Now, let’s go back another ten years to 1989. There we can also find an alarming number of the biggest stars in the game visiting the disabled list early in the year once again. Jose Canseco, Andre Dawson, Kirk Gibson, George Brett, Dave Winfield, Eric Davis, and Andy Van Slyke were all on the DL before the middle of May.
Although those players were all in the top 50 for cumulative WAR for the preceding three years, we can’t quite make a starting nine out of them. Despite that drawback, the group still holds batting titles, All-Star appearances, and Most Valuable Player awards. They fit the label of “stars” but don’t quite pack the historical punch of those on the list for 1999.
Those are two quick examples of early seasons similar to this one in regards to big-name players missing time at the beginning of the year. 1989’s collection doesn’t quite equal the stature of the 1999 group, but they had star power nonetheless.
There’s little doubt that this season is somewhat rare, since so many of the game’s brightest stars are among the injured.
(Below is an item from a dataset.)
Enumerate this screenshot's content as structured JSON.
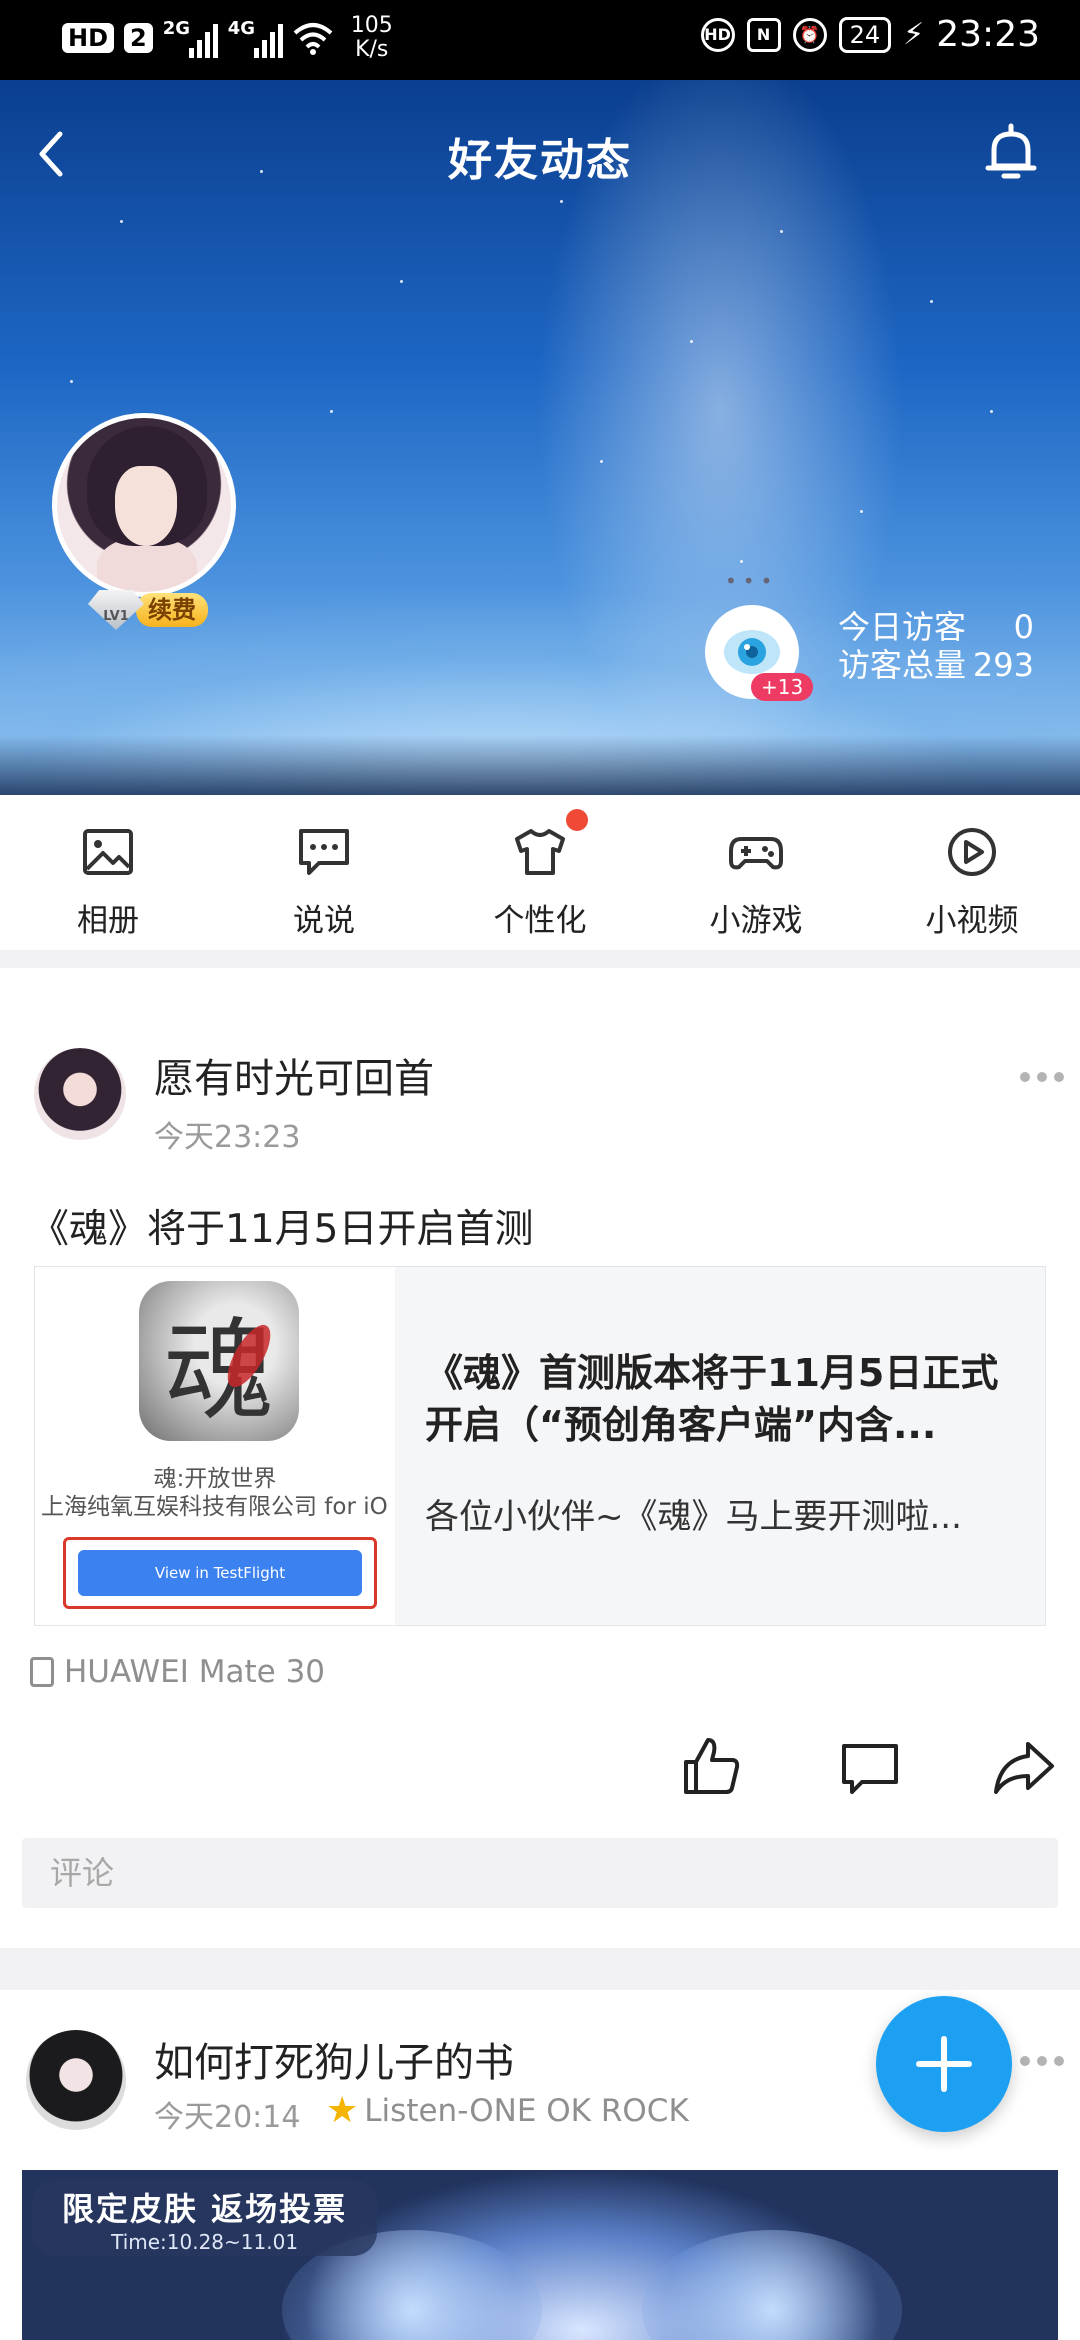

But, it’s not entirely without precedent, as 1999 shows. Whenever the numbers or names on the injury front have been significant, we’ve looked for explanations.
In June of 2004, the number of players on the DL outpaced previous years’ numbers at the same point. Since that was the first year of MLB’s tougher performance enhancing drug policy, some figured players were more susceptible to injury since they supposedly didn’t have the benefit of steroids anymore. Astroturf and livelier baseballs have also been faulted for aberrant increases in injuries.
This season, 14 players have hit the DL with oblique injuries. Los Angeles Dodgers’ trainer Stan Conte noted in this article that that number is way up over recent years. He guessed that the reason has something to do with players transitioning to full workouts without easing into the season, while others actually think players are working out too hard over the winter.
The more likely reason a specific injury like an oblique strain will see a sharp rise in one year is simply chance variation. We’ve had two appendectomies already this year. Well, we haven’t, but Matt Holliday and Adam Dunn have. They recovered so quickly that they didn’t even make the disabled list. Therefore, they missed a spot on the All-Star team listed at the beginning of the article.
If we look at two appendectomies out of over 700 players and somehow think that there must be an underlying cause, we will be falling victim to a statistical anomaly. It’s very likely that the same could be said for 14 players suffering oblique strains, even if that number is up considerably over previous years.
The names on the DL as of a week or so ago included some of the biggest stars in the game. While it is unusual that this many popular players are hurt, it’s not unheard of. And while we can certainly look for a particular reason, or set of reasons, to explain such an increase, it’s still much more likely that it’s just “one of those years.”
References & Resources
Associated Press, Milwaukee Journal Sentinal, Fangraphs, The New York Times, The Washington Post, Times Union (Albany, NY), The Salt Lake Tribune, Herald & Review (Decatur, IL)